This week starts the 17th annual conference of the Association for the Scientific Study of Consciousness (ASSC 17). It will be held in San Diego, California, July 12-15, 2013. I will be involved in 2 poster presentations:
Tom Froese, Hiroyuki Iizuka, Takashi Ikegami
P2-082, July 15th, 14.30 – 16.30
The study of social cognition in interactive settings is gaining in prominence, and second-person neuroscience has begun to reveal different neural mechanisms in contrast to passive spectator settings. We contribute to these developments with a psychological study of the effects of social interaction on consciousness. Pairs of adults controlled their avatars in a 1D virtual space and interacted with each other using nothing but a computer mouse and binary tactile feedback interface. They were instructed to avoid two distractor objects that only differed from the other’s avatar in their lack of responsive movement (one was static; the other precisely copied the avatar’s movements at a distance). They clicked to signal the experimenter when they felt to be interacting with the other’s avatar. We tested 18 teams (36 participants), each for 15 trials of one-minute duration. We thereby replicated the setup of Auvray et al. (2009), but with one crucial difference: we explicitly asked participants to help each other. We confirmed Auvray’s finding that participants clicked successfully (88% correct); additionally, our statistics indicated conscious recognition. The best strategies involved the development of interactions that required mutual participation for their realization, e.g. imitative turn-taking. We assessed the clarity of experience of the other’s presence with post-trial questionnaires, including a perceptual awareness scale and confidence ratings. Subjective clarity significantly correlated with objective clicking success. Moreover, highest scores were significantly correlated with each other and with joint success (indeed, clicks often happened nearly concurrently), indicating that intersubjective experience results from a co-creative process.

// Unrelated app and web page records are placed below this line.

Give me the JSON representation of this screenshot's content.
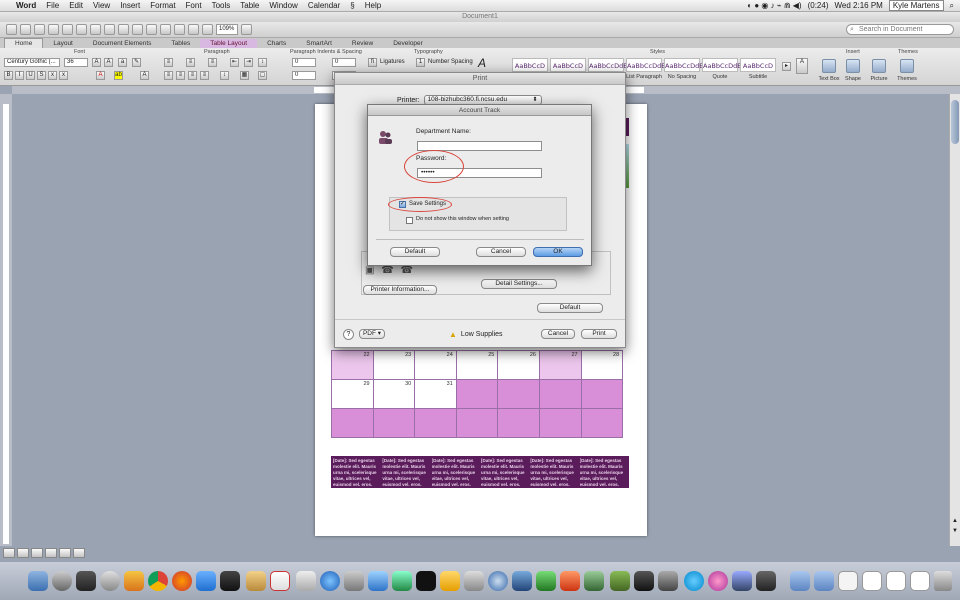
{
  "menubar": {
    "app": "Word",
    "items": [
      "File",
      "Edit",
      "View",
      "Insert",
      "Format",
      "Font",
      "Tools",
      "Table",
      "Window",
      "Calendar",
      "Help"
    ],
    "battery": "(0:24)",
    "clock": "Wed 2:16 PM",
    "user": "Kyle Martens"
  },
  "window": {
    "title": "Document1"
  },
  "toolbar": {
    "zoom": "109%",
    "search_placeholder": "Search in Document"
  },
  "ribbon": {
    "tabs": [
      "Home",
      "Layout",
      "Document Elements",
      "Tables",
      "Table Layout",
      "Charts",
      "SmartArt",
      "Review",
      "Developer"
    ],
    "groups": [
      "Font",
      "Paragraph",
      "Paragraph Indents & Spacing",
      "Typography",
      "Styles",
      "Insert",
      "Themes"
    ],
    "font_name": "Century Gothic (...",
    "font_size": "36",
    "indent_values": [
      "0",
      "0",
      "0",
      "0"
    ],
    "ligatures": "Ligatures",
    "number_spacing": "Number Spacing",
    "styles": [
      {
        "sample": "AaBbCcD",
        "label": ""
      },
      {
        "sample": "AaBbCcD",
        "label": ""
      },
      {
        "sample": "AaBbCcDdE",
        "label": ""
      },
      {
        "sample": "AaBbCcDdE",
        "label": "List Paragraph"
      },
      {
        "sample": "AaBbCcDdE",
        "label": "No Spacing"
      },
      {
        "sample": "AaBbCcDdE",
        "label": "Quote"
      },
      {
        "sample": "AaBbCcD",
        "label": "Subtitle"
      }
    ],
    "insert_items": [
      "Text Box",
      "Shape",
      "Picture"
    ],
    "themes_label": "Themes"
  },
  "document": {
    "calendar_rows": [
      [
        {
          "n": "22",
          "s": "light"
        },
        {
          "n": "23",
          "s": ""
        },
        {
          "n": "24",
          "s": ""
        },
        {
          "n": "25",
          "s": ""
        },
        {
          "n": "26",
          "s": ""
        },
        {
          "n": "27",
          "s": "light"
        },
        {
          "n": "28",
          "s": ""
        }
      ],
      [
        {
          "n": "29",
          "s": ""
        },
        {
          "n": "30",
          "s": ""
        },
        {
          "n": "31",
          "s": ""
        },
        {
          "n": "",
          "s": "dark"
        },
        {
          "n": "",
          "s": "dark"
        },
        {
          "n": "",
          "s": "dark"
        },
        {
          "n": "",
          "s": "dark"
        }
      ],
      [
        {
          "n": "",
          "s": "dark"
        },
        {
          "n": "",
          "s": "dark"
        },
        {
          "n": "",
          "s": "dark"
        },
        {
          "n": "",
          "s": "dark"
        },
        {
          "n": "",
          "s": "dark"
        },
        {
          "n": "",
          "s": "dark"
        },
        {
          "n": "",
          "s": "dark"
        }
      ]
    ],
    "footer_block": "[Date]: Sed egestas molestie elit. Mauris urna mi, scelerisque vitae, ultrices vel, euismod vel, eros."
  },
  "print_dialog": {
    "title": "Print",
    "printer_label": "Printer:",
    "printer_value": "108-bizhubc360.fi.ncsu.edu",
    "printer_info_button": "Printer Information...",
    "detail_settings_button": "Detail Settings...",
    "default_button": "Default",
    "help": "?",
    "pdf_button": "PDF ▾",
    "low_supplies": "Low Supplies",
    "cancel_button": "Cancel",
    "print_button": "Print"
  },
  "account_dialog": {
    "title": "Account Track",
    "department_label": "Department Name:",
    "department_value": "",
    "password_label": "Password:",
    "password_value": "••••••",
    "save_settings_label": "Save Settings",
    "save_settings_checked": true,
    "dont_show_label": "Do not show this window when setting",
    "dont_show_checked": false,
    "default_button": "Default",
    "cancel_button": "Cancel",
    "ok_button": "OK"
  },
  "colors": {
    "accent": "#5d9be3",
    "highlight": "#d9463c",
    "calendar_dark": "#d88fd8",
    "calendar_light": "#ecc6ec",
    "footer": "#5b1c5b"
  }
}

Synesthesia: Continuous or discrete? A study on the prevalence of number personification in Japan
Eiko Matsuda, Tom Froese, Hideya Kitamura, Kazuo Hiraki
P2-062, July 15th, 14:30 ‐ 16:30

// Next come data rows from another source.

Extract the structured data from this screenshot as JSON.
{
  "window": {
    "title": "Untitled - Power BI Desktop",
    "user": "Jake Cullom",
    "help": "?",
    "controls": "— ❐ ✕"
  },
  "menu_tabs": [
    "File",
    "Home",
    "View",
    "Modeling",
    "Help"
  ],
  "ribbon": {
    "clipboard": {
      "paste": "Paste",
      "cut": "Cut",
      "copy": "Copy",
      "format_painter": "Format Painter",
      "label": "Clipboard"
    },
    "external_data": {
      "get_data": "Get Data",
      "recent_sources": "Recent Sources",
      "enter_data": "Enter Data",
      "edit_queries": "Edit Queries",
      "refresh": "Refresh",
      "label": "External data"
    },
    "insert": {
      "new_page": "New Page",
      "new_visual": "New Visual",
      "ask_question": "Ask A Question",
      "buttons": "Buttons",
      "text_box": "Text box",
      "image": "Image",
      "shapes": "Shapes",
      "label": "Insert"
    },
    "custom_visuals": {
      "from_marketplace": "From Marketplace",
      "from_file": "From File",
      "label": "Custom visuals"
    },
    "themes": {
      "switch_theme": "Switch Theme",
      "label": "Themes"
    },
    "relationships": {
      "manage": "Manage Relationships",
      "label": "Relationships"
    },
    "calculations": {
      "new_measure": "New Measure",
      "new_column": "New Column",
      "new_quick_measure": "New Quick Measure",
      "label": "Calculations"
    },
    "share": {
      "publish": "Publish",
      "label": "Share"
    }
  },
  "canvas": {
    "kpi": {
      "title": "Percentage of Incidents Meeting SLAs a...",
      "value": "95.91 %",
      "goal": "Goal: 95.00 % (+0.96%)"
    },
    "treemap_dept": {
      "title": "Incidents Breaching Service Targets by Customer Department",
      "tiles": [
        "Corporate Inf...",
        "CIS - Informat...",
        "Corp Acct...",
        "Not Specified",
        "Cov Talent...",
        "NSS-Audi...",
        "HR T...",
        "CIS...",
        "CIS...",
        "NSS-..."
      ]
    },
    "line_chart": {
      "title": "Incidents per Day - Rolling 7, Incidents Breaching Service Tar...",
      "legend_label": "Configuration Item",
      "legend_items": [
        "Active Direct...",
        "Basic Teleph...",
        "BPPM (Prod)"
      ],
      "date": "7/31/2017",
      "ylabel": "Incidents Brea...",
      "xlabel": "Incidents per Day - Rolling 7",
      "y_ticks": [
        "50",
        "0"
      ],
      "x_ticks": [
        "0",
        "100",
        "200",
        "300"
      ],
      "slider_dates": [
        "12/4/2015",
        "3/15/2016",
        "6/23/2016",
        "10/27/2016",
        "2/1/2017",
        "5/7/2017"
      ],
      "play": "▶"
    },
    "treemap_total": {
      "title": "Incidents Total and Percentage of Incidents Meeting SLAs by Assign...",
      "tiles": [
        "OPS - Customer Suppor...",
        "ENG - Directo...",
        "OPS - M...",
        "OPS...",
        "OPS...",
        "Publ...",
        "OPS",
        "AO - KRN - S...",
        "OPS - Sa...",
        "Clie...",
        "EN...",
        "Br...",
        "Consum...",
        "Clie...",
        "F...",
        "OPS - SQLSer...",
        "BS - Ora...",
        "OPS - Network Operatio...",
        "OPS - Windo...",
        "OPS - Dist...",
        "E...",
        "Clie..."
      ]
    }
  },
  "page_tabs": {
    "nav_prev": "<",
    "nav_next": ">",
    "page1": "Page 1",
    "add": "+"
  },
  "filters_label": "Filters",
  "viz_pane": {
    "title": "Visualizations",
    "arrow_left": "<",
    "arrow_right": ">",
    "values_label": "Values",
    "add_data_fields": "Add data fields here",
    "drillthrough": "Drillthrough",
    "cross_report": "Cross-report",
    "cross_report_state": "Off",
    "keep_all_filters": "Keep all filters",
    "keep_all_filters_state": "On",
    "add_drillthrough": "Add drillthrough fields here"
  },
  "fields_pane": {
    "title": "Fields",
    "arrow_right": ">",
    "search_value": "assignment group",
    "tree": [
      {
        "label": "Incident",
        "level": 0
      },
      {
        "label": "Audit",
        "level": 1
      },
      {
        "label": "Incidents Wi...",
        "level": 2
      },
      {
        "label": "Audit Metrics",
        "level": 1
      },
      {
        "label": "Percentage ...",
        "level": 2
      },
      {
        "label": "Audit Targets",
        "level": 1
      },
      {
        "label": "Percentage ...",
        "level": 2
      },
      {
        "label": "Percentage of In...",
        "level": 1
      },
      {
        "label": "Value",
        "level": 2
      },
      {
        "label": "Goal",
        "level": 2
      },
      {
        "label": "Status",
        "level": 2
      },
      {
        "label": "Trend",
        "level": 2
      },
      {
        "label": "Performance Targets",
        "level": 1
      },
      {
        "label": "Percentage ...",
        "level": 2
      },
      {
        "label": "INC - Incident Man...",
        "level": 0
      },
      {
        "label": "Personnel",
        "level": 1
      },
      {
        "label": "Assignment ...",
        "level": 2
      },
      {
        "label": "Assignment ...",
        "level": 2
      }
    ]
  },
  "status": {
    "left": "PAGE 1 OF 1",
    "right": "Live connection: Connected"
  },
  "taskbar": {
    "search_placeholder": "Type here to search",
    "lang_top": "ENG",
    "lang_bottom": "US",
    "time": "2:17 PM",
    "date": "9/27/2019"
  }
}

Synesthesia is thought to be found in just a small percentage of people. For instance, number-color synesthesia is observed in only around 1% of the population (Simner et al., 2006). However, as additional types of cross-modal association are recognized as synesthesia, e.g. ordinal linguistic personification, a question arises regarding the evaluation of the overall degree of synesthesia. We hypothesized that some types of synesthesia could be continuous, and that weak forms could be found in general. In this research, we focused on number personification, which is regarded as a type of synesthesia because of its automaticity and consistency (Simner and Holenstein, 2007). We conducted an online questionnaire to study its prevalence in a population of Japanese students. We asked our 53 participants to choose personalities (gender, goodness, age and sociability) from given 3 choices (e.g. ‘male’, ‘female’, and ‘none’) for a randomized set of numbers. The test is repeated again after more than one month to calculate consistency. We expected that the population is divided into two distinct groups; synesthetes and non‐synesthetes; where synesthetes would consistently choose personality attributes, while non‐synesthetes would tend to answer inconsistently or choose ‘none’. However, the results show that a large number of non‐synesthetes also chose personal attributes, with a modest consistency level. This suggests that the population cannot be neatly divided into two distinct groups. We argue that synesthesia in general is not only found in a special subset of people, but weak forms of it are more prevalent than previously expected.